Not every healthcare provider group, health system, or health institution has the ability to build APIs. Particle Health has developed integrations and a single, comprehensive API that enables a modern, seamless data experience for healthcare companies. They create intuitive experiences for developers, build scalable infrastructure products teams love and collaborate with innovative leaders to launch data-driven healthcare solutions. With this approach, Particle empowers health professionals to use patient data to inform better treatment and deliver more effective care. Its platform works between FHIR and C-CDA data formats to electronically share medical records and can customize its solution to implement either format. As a result, providers can retrieve complete medical records in just a few clicks without having to fax. Pharmacy can overhaul antiquated medication supply chain systems with sleek experiences that run like clockwork. And virtual-first care providers can create purpose-built environments for teletherapy, chronic care management, and more. Particle also supports the 21st Century Cures Act as its technology infrastructure makes data sharing compliant and possible. On October 16, 2022, all electronic health information must be made available to patients, or institutions will be fined. After this date, any electronic patient health information must be made shareable - not just USCDI v1 elements. This expansive rule includes billing records and claims information. Particle is already supporting its customers by allowing them to share medical information in an easy and standardized way.


Particle Health has not completed any specific economic and clinical ROI studies. However, research has found that patients consistently express interest in access to their personal health information (PHI); this comprehensive clinical data can be used to inform personalized treatment guidelines. An Open Notes study published by the Annals of Internal Medicine found that patients frequently chose to access their medical visit notes.

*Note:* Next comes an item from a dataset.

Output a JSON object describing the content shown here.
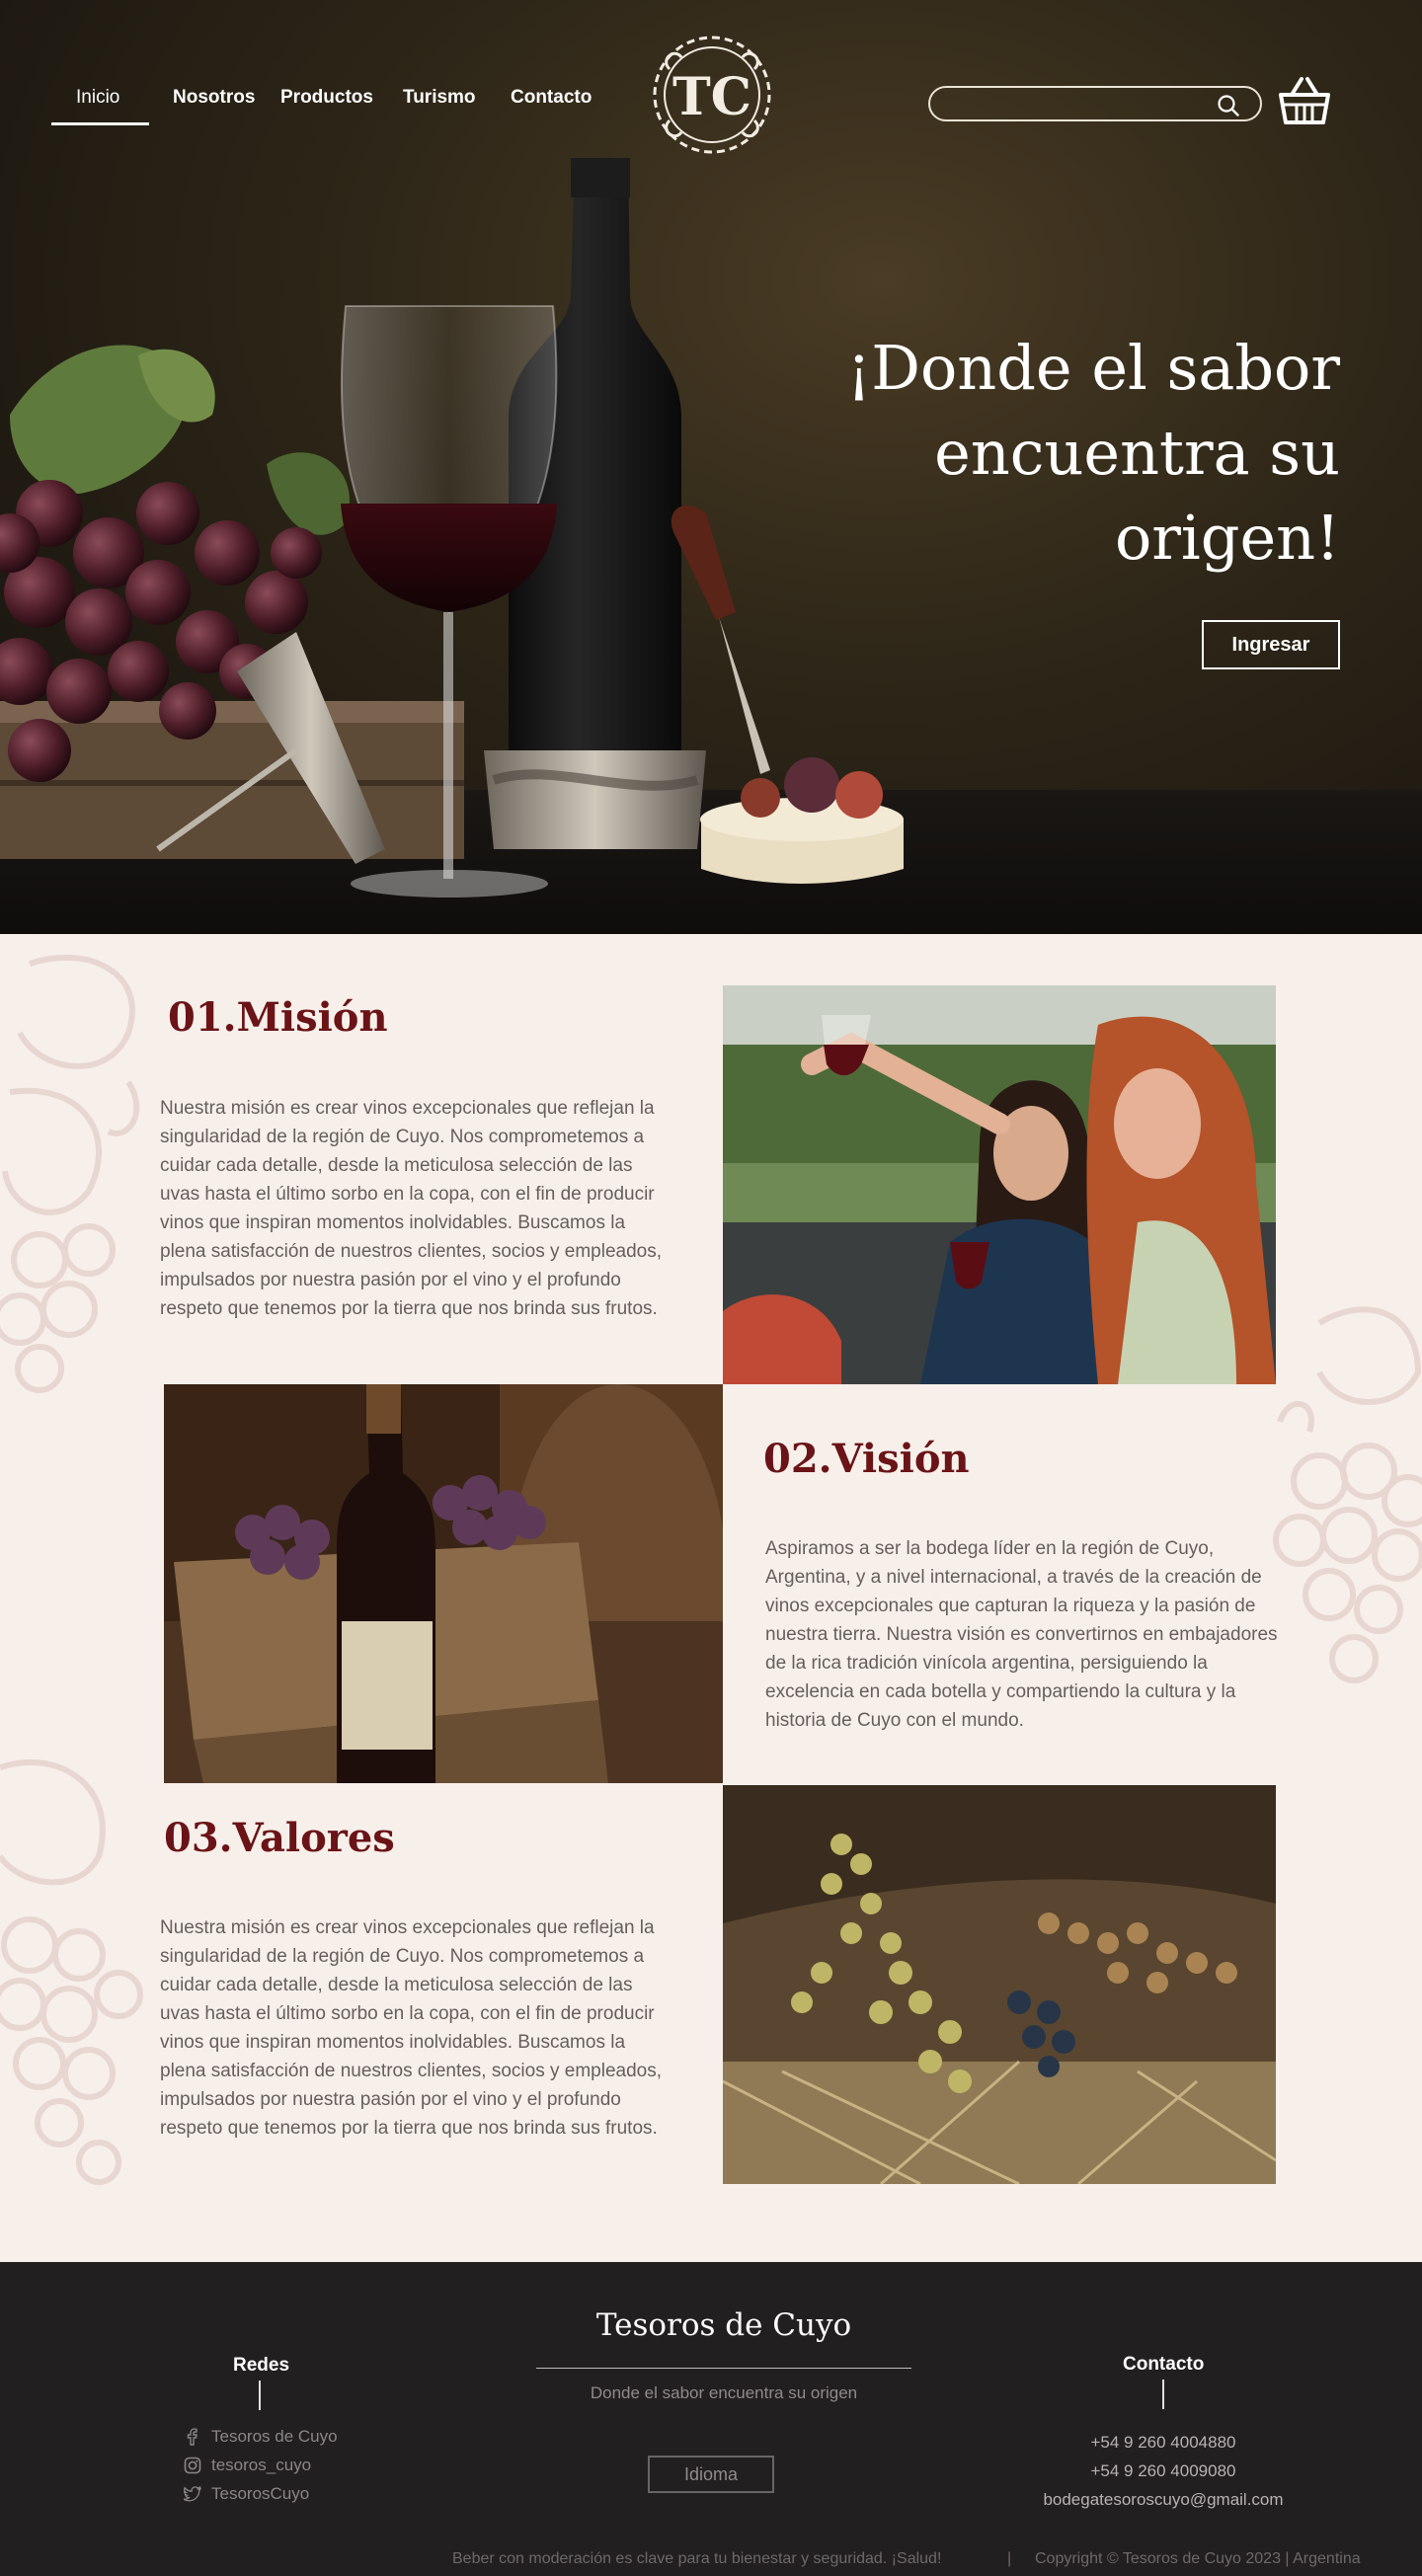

The study shared that a large majority of patients reported clinically relevant benefits and minimal concerns. At the end of the experimental period, 99% of patients wanted open notes to continue, and no doctor elected to stop. (https://pubmed.ncbi.nlm.nih.gov/23027317/) Sharing PHI is often a slow and dated process. Researchers from Regenstrief Institute and Indiana University School of Dentistry confirmed that dental providers typically fax patient data and that the faxed information arrived in seven to 10 days, although in the study, 30% of requests took even longer. The results highlight the challenges facilities experience, such as requiring multiple attempts to contact medical providers and the incompleteness of information shared. (https://www.frontiersin.org/articles/10.3389/fdgth.2022.838538/full) Finally, a retrospective analysis of over 75,000 heart failure patients identified dozens of variables that were independently predictive of subsequent outcomes, highlighting how data-driven profiles can “enable better identification of patients in need of follow‐up” and “avoid unjustified inequalities in referrals”. (https://www.ncbi.nlm.nih.gov/pmc/articles/PMC8934918/) This is just a sampling of research that validates the need for sharing PHI at scale. This practice not only saves healthcare providers time and money; it also ensures patients receive efficient care.